The third book of Werber's trilogy, "Empire of the Ants," describes an attempt at revolution by a group of people who want to create a collective community, to work and live together, "but their tools are computers."

Does ant life demand that one relinquish the individualism that the West has so cultivated?

"Not totally," says Werber. "When an ant stands alone on a human being's fingertip, it is thinking and acting autonomously, not as part of a group; but it can also function as a group being. For us human beings, there is no choice. We are always alone, we have learned to be alone within ourselves and it's hard for us to be part of a group."

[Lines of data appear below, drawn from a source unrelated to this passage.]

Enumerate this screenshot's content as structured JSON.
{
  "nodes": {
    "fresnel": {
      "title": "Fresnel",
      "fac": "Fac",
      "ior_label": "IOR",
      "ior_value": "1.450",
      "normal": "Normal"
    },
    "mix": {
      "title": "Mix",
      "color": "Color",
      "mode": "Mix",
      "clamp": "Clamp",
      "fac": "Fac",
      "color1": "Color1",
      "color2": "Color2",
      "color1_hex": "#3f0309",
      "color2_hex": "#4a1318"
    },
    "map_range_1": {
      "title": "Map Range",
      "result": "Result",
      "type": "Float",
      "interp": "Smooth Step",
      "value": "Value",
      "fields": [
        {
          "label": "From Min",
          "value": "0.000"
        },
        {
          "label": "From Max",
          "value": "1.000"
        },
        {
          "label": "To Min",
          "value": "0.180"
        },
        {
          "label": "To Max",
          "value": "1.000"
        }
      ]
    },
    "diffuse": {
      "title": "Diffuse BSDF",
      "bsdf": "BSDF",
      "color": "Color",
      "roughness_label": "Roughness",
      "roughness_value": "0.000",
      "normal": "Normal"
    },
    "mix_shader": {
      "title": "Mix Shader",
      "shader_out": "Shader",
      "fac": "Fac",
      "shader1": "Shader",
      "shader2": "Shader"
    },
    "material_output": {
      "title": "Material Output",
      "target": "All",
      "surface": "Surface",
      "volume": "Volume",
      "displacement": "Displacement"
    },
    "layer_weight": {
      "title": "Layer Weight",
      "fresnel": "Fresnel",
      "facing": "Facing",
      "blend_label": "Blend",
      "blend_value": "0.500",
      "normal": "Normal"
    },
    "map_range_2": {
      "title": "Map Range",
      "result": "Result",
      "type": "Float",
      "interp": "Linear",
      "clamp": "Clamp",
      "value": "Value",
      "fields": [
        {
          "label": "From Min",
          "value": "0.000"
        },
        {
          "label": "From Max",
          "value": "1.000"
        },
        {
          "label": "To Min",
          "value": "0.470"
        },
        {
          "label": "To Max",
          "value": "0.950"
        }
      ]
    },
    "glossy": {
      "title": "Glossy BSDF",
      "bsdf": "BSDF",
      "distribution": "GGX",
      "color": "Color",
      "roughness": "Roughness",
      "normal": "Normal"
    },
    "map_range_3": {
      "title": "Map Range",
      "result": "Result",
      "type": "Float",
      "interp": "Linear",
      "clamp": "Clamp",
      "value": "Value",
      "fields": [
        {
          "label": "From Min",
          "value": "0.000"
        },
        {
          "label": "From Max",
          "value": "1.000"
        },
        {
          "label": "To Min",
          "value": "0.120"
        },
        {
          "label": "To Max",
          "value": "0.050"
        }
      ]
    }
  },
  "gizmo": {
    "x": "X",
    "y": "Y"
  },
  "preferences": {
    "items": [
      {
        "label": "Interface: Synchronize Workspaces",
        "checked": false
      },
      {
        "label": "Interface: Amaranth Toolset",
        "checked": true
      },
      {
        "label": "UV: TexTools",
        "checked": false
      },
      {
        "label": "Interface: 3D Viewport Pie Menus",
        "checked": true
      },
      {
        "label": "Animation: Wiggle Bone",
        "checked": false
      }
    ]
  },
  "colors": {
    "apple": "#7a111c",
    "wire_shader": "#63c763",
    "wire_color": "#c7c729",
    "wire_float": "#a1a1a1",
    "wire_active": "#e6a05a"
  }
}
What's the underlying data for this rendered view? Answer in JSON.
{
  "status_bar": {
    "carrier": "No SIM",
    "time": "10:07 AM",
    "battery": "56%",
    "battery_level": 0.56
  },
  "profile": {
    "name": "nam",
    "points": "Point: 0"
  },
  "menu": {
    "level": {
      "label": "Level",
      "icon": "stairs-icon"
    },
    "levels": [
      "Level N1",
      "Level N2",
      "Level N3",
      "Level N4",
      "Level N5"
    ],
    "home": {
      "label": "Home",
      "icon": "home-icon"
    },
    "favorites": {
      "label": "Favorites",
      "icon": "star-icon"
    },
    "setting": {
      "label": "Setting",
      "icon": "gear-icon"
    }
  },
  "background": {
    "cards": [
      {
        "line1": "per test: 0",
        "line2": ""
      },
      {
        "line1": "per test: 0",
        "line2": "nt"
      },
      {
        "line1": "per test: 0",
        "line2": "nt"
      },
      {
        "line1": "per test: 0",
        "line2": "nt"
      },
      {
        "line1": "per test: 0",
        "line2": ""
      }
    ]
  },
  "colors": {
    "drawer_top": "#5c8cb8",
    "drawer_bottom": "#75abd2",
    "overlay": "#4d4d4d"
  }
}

The formula for an ant revolution, says Werber, is one and one equals three, i.e., you work as a group and get more. Unlike with human society, he says, in ant society only a few work; all the others rest. "There are several ranks of ants," he says. "Ants in the first group, the biggest group, do nothing; they just live and think about life. Ants in the second group do all kinds of things, but not efficiently, and the third and smallest group does all the work for everyone. With people, it's the opposite - like robots, most of them are working all the time."

In his next book, "The Tree of Possibilities" (which will be published in Hebrew translation by Kinneret), Werber considers the future. "Science fiction is my way of pushing the imagination onward," he says. "It's a way to understand how the world will look in the future."